GOAL OF THE EXERCISE:
Every entry needs to be given again exactly as it reads.

Dataset rows describing interfaces
=== Begin Enclosure ===

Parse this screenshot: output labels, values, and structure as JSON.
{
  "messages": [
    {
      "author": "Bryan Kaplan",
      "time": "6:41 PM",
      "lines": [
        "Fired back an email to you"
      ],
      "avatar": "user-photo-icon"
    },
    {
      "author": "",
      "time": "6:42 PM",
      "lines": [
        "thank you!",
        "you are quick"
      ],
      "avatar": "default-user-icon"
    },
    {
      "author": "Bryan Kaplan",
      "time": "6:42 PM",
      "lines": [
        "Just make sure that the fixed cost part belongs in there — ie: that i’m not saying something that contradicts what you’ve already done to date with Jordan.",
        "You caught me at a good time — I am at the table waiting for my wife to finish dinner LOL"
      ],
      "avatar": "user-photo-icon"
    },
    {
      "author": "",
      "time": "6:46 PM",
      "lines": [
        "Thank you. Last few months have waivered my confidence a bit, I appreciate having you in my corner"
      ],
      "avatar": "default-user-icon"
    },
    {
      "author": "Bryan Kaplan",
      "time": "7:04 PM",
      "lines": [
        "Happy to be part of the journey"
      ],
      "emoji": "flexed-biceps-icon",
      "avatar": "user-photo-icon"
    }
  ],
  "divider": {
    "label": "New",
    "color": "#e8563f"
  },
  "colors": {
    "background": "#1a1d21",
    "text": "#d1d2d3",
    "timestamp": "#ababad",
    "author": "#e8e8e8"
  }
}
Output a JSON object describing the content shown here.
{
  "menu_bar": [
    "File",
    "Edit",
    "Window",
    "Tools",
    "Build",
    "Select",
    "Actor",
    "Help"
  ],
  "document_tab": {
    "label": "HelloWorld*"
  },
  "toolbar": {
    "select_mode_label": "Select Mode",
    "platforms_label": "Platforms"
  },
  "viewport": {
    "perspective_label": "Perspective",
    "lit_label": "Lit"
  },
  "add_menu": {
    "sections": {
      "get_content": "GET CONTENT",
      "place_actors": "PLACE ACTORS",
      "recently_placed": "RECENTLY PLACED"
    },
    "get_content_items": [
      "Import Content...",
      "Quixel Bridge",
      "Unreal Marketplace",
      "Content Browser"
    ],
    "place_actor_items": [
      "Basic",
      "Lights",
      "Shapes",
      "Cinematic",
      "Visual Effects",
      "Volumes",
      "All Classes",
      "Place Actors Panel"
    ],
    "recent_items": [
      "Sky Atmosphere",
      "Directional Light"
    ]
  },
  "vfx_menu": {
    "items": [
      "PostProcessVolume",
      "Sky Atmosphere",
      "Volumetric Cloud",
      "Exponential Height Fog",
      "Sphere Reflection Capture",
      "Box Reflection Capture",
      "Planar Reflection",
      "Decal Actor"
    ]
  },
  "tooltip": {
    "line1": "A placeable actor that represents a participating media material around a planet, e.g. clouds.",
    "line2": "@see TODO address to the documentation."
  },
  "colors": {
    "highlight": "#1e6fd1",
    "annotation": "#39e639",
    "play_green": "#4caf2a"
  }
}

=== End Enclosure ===

RESULT OF THIS EXERCISE:
Parse this screenshot: output labels, values, and structure as JSON.
{
  "messages": [
    {
      "author": "Bryan Kaplan",
      "time": "6:41 PM",
      "lines": [
        "Fired back an email to you"
      ],
      "avatar": "user-photo-icon"
    },
    {
      "author": "",
      "time": "6:42 PM",
      "lines": [
        "thank you!",
        "you are quick"
      ],
      "avatar": "default-user-icon"
    },
    {
      "author": "Bryan Kaplan",
      "time": "6:42 PM",
      "lines": [
        "Just make sure that the fixed cost part belongs in there — ie: that i’m not saying something that contradicts what you’ve already done to date with Jordan.",
        "You caught me at a good time — I am at the table waiting for my wife to finish dinner LOL"
      ],
      "avatar": "user-photo-icon"
    },
    {
      "author": "",
      "time": "6:46 PM",
      "lines": [
        "Thank you. Last few months have waivered my confidence a bit, I appreciate having you in my corner"
      ],
      "avatar": "default-user-icon"
    },
    {
      "author": "Bryan Kaplan",
      "time": "7:04 PM",
      "lines": [
        "Happy to be part of the journey"
      ],
      "emoji": "flexed-biceps-icon",
      "avatar": "user-photo-icon"
    }
  ],
  "divider": {
    "label": "New",
    "color": "#e8563f"
  },
  "colors": {
    "background": "#1a1d21",
    "text": "#d1d2d3",
    "timestamp": "#ababad",
    "author": "#e8e8e8"
  }
}
Output a JSON object describing the content shown here.
{
  "menu_bar": [
    "File",
    "Edit",
    "Window",
    "Tools",
    "Build",
    "Select",
    "Actor",
    "Help"
  ],
  "document_tab": {
    "label": "HelloWorld*"
  },
  "toolbar": {
    "select_mode_label": "Select Mode",
    "platforms_label": "Platforms"
  },
  "viewport": {
    "perspective_label": "Perspective",
    "lit_label": "Lit"
  },
  "add_menu": {
    "sections": {
      "get_content": "GET CONTENT",
      "place_actors": "PLACE ACTORS",
      "recently_placed": "RECENTLY PLACED"
    },
    "get_content_items": [
      "Import Content...",
      "Quixel Bridge",
      "Unreal Marketplace",
      "Content Browser"
    ],
    "place_actor_items": [
      "Basic",
      "Lights",
      "Shapes",
      "Cinematic",
      "Visual Effects",
      "Volumes",
      "All Classes",
      "Place Actors Panel"
    ],
    "recent_items": [
      "Sky Atmosphere",
      "Directional Light"
    ]
  },
  "vfx_menu": {
    "items": [
      "PostProcessVolume",
      "Sky Atmosphere",
      "Volumetric Cloud",
      "Exponential Height Fog",
      "Sphere Reflection Capture",
      "Box Reflection Capture",
      "Planar Reflection",
      "Decal Actor"
    ]
  },
  "tooltip": {
    "line1": "A placeable actor that represents a participating media material around a planet, e.g. clouds.",
    "line2": "@see TODO address to the documentation."
  },
  "colors": {
    "highlight": "#1e6fd1",
    "annotation": "#39e639",
    "play_green": "#4caf2a"
  }
}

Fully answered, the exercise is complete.